Welcome to Money Mondays, where we consider new ways to save money, and to become good stewards of the Lord’s blessing of our finances.
As promised last time, I have a few tips for you to save money when you pay your taxes to the tax man; the best way to avoid the tax man is to pay him his due — on time!
As Jesus instructed:
“Give to Caesar what is Caesar’s, and to God what is God’s.” Matthew 22:22
If you want to live in America, you have to pay the piper, better known as the tax man! We won’t even get into the constitutionality of income taxes in this blog, but there are certain taxes that you have to pay — even while kicking and screaming! You might not agree with how they spend the money, but as law-abiding citizens we pay our taxes — albeit grudgingly.
So, how can we make an effort to be frugal and good stewards when it comes to paying taxes?
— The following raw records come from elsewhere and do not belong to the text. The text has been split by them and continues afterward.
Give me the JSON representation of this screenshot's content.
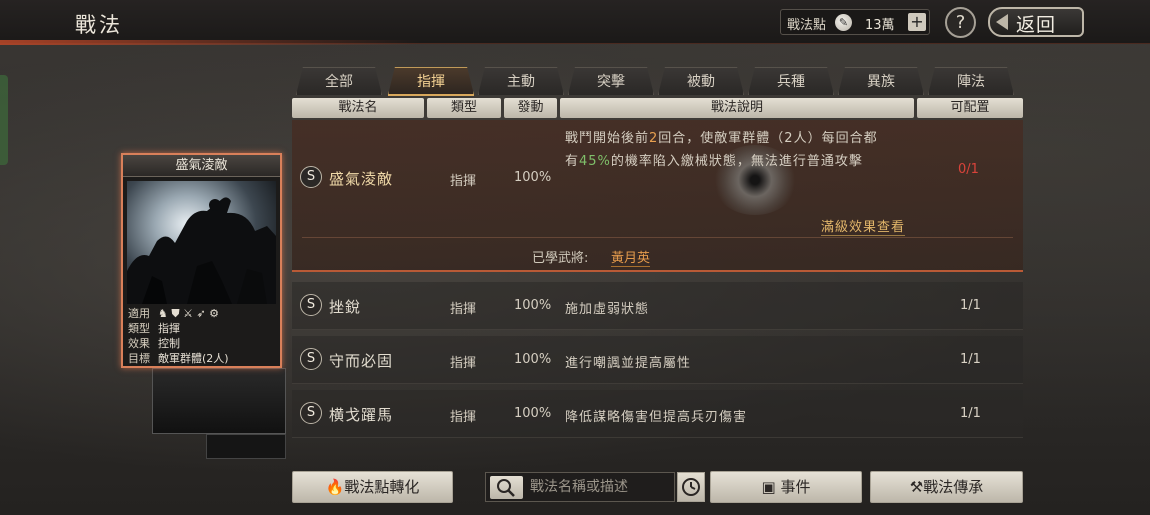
{
  "header": {
    "title": "戰法",
    "points_label": "戰法點",
    "points_value": "13萬",
    "plus": "+",
    "help": "?",
    "back": "返回"
  },
  "tabs": [
    {
      "label": "全部",
      "active": false
    },
    {
      "label": "指揮",
      "active": true
    },
    {
      "label": "主動",
      "active": false
    },
    {
      "label": "突擊",
      "active": false
    },
    {
      "label": "被動",
      "active": false
    },
    {
      "label": "兵種",
      "active": false
    },
    {
      "label": "異族",
      "active": false
    },
    {
      "label": "陣法",
      "active": false
    }
  ],
  "columns": {
    "name": "戰法名",
    "type": "類型",
    "trigger": "發動",
    "desc": "戰法說明",
    "config": "可配置"
  },
  "expanded": {
    "grade": "S",
    "name": "盛氣淩敵",
    "type": "指揮",
    "trigger": "100%",
    "desc_line1_a": "戰鬥開始後前",
    "desc_line1_num": "2",
    "desc_line1_b": "回合，使敵軍群體（2人）每回合都",
    "desc_line2_a": "有",
    "desc_line2_pct": "45%",
    "desc_line2_b": "的機率陷入繳械狀態，無法進行普通攻擊",
    "config": "0/1",
    "max_effect_link": "滿級效果查看",
    "learned_label": "已學武將:",
    "learned_general": "黃月英"
  },
  "rows": [
    {
      "grade": "S",
      "name": "挫銳",
      "type": "指揮",
      "trigger": "100%",
      "desc": "施加虛弱狀態",
      "config": "1/1"
    },
    {
      "grade": "S",
      "name": "守而必固",
      "type": "指揮",
      "trigger": "100%",
      "desc": "進行嘲諷並提高屬性",
      "config": "1/1"
    },
    {
      "grade": "S",
      "name": "横戈躍馬",
      "type": "指揮",
      "trigger": "100%",
      "desc": "降低謀略傷害但提高兵刃傷害",
      "config": "1/1"
    }
  ],
  "card": {
    "title": "盛氣淩敵",
    "apply_label": "適用",
    "type_label": "類型",
    "type_value": "指揮",
    "effect_label": "效果",
    "effect_value": "控制",
    "target_label": "目標",
    "target_value": "敵軍群體(2人)"
  },
  "bottom": {
    "convert_button": "戰法點轉化",
    "search_placeholder": "戰法名稱或描述",
    "event_button": "事件",
    "inherit_button": "戰法傳承"
  },
  "colors": {
    "accent_gold": "#f3d193",
    "highlight_green": "#7fbf6a",
    "warn_red": "#d9433a",
    "border_orange": "#d9805a"
  }
}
Instead of taking the standard deduction on your income tax return, you might check to see if you would receive more benefit with itemized deductions for combined medical expenses (only what is in excess of 7.5% of adjusted gross income), interest on your home loan, charitable contributions, unreimbursed job expenses and more.
If you are generous with charitable organizations and tithe, plus have a home mortgage, you might find that you receive more of a deduction with itemizing, than the standard deduction (which is based on age, marital status, and whether you are blind or bought a new vehicle. . .). It doesn’t really take that much time to itemize. Just keep a file folder with receipts of medical expenses, year-end mortgage interest statement from bank, statements from charitable organizations and receipts for donations to qualified organizations, and list them on the Schedule A.
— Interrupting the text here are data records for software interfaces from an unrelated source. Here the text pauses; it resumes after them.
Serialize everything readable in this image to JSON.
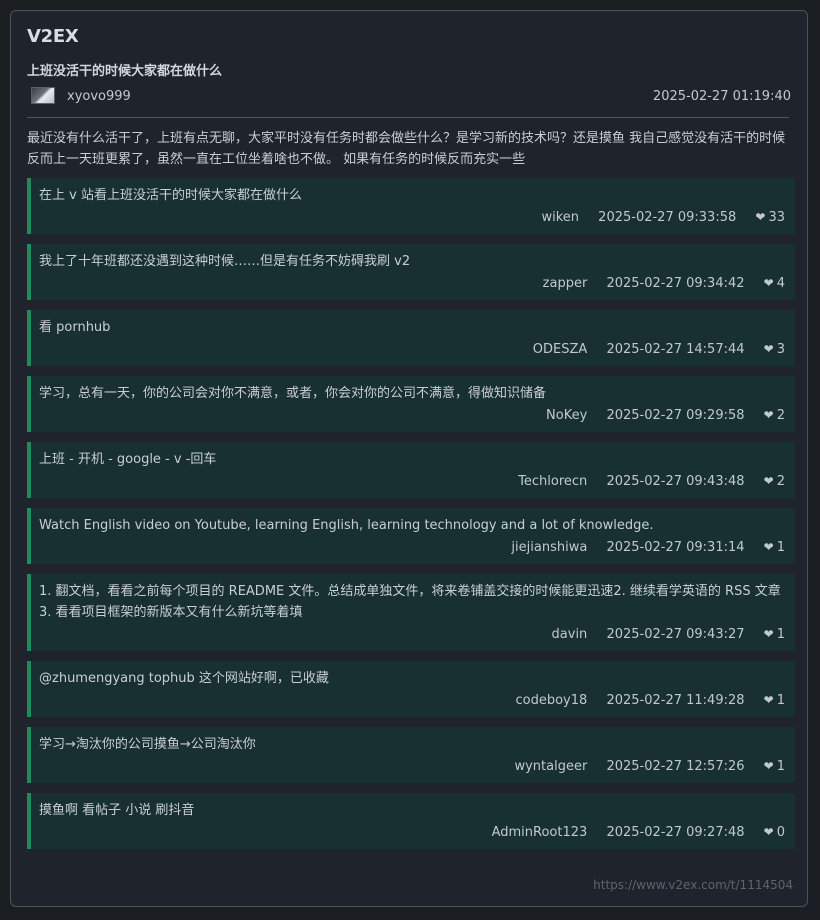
{
  "site": {
    "title": "V2EX"
  },
  "post": {
    "title": "上班没活干的时候大家都在做什么",
    "author": "xyovo999",
    "time": "2025-02-27 01:19:40",
    "content": "最近没有什么活干了，上班有点无聊，大家平时没有任务时都会做些什么？是学习新的技术吗？还是摸鱼 我自己感觉没有活干的时候反而上一天班更累了，虽然一直在工位坐着啥也不做。 如果有任务的时候反而充实一些"
  },
  "comments": [
    {
      "text": "在上 v 站看上班没活干的时候大家都在做什么",
      "user": "wiken",
      "time": "2025-02-27 09:33:58",
      "likes": "33"
    },
    {
      "text": "我上了十年班都还没遇到这种时候……但是有任务不妨碍我刷 v2",
      "user": "zapper",
      "time": "2025-02-27 09:34:42",
      "likes": "4"
    },
    {
      "text": "看 pornhub",
      "user": "ODESZA",
      "time": "2025-02-27 14:57:44",
      "likes": "3"
    },
    {
      "text": "学习，总有一天，你的公司会对你不满意，或者，你会对你的公司不满意，得做知识储备",
      "user": "NoKey",
      "time": "2025-02-27 09:29:58",
      "likes": "2"
    },
    {
      "text": "上班 - 开机 - google - v -回车",
      "user": "Techlorecn",
      "time": "2025-02-27 09:43:48",
      "likes": "2"
    },
    {
      "text": "Watch English video on Youtube, learning English, learning technology and a lot of knowledge.",
      "user": "jiejianshiwa",
      "time": "2025-02-27 09:31:14",
      "likes": "1"
    },
    {
      "text": "1. 翻文档，看看之前每个项目的 README 文件。总结成单独文件，将来卷铺盖交接的时候能更迅速2. 继续看学英语的 RSS 文章3. 看看项目框架的新版本又有什么新坑等着填",
      "user": "davin",
      "time": "2025-02-27 09:43:27",
      "likes": "1"
    },
    {
      "text": "@zhumengyang tophub 这个网站好啊，已收藏",
      "user": "codeboy18",
      "time": "2025-02-27 11:49:28",
      "likes": "1"
    },
    {
      "text": "学习→淘汰你的公司摸鱼→公司淘汰你",
      "user": "wyntalgeer",
      "time": "2025-02-27 12:57:26",
      "likes": "1"
    },
    {
      "text": "摸鱼啊 看帖子 小说 刷抖音",
      "user": "AdminRoot123",
      "time": "2025-02-27 09:27:48",
      "likes": "0"
    }
  ],
  "footer": {
    "url": "https://www.v2ex.com/t/1114504"
  },
  "icons": {
    "like": "heart-icon"
  },
  "colors": {
    "accent": "#1f8a5c",
    "comment_bg": "#18302f",
    "page_bg": "#1b1f24"
  }
}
If you regularly volunteer for a qualifying tax exempt organization, such as your church, community organizations, or participate in charitable events, you can deduct the gasoline, or take the standard mileage rate of 14 cents per gallon for the travel to the events where you volunteer your time. That can add up to a significant deduction. You can also deduct the fair market value of property that you donate to those organizations.
Ever supply snacks for the community soccer team, or food for a Boy Scout camp-out, or crafts supplies for VBS? You can deduct out-of-pocket expenses donated to a qualified organization. Make sure that you are receiving full deductions for which you are entitled, and be sure to ask for a receipt for your donations.
When you clean out your closets, instead of having a garage sale, consider donating those clothes and toys to a recognized charity — be sure to ask for a receipt for your donation. Donations of good used clothing and furniture can add up to a significant amount on your tax refund. Consider that the time and expense you invest in a garage sale might not give you nearly the benefit of that tax rebate.
Instead of selling an old car, consider donating it to an eligible organization that supplies vehicles to missionaries, and you can deduct the fair market value of the vehicle (after you fill out the proper form).
Take advantage of IRA’s, 401-K’s, cafeteria plans and HSA options offered by your employer so that a portion of your wages goes tax free into an account to pay for things you will need to buy anyway, such as dental and eye-care expenses and other health expenses, retirement, etc.
I ran out of room, so join me for the next Money Monday, and I’ll tell you how to use your children to best advantage for a tax refund!
By the way, I’m not an accountant, and I don’t give tax advice — just practical money saving tips!! Check with your accountant before you try these tips, and check the IRS website for other tax preparation tips.
And, I hope that this doesn’t prompt an audit of my ‘meticulously’ kept IRS records shoved in that shoe box, . . . because I have receipts!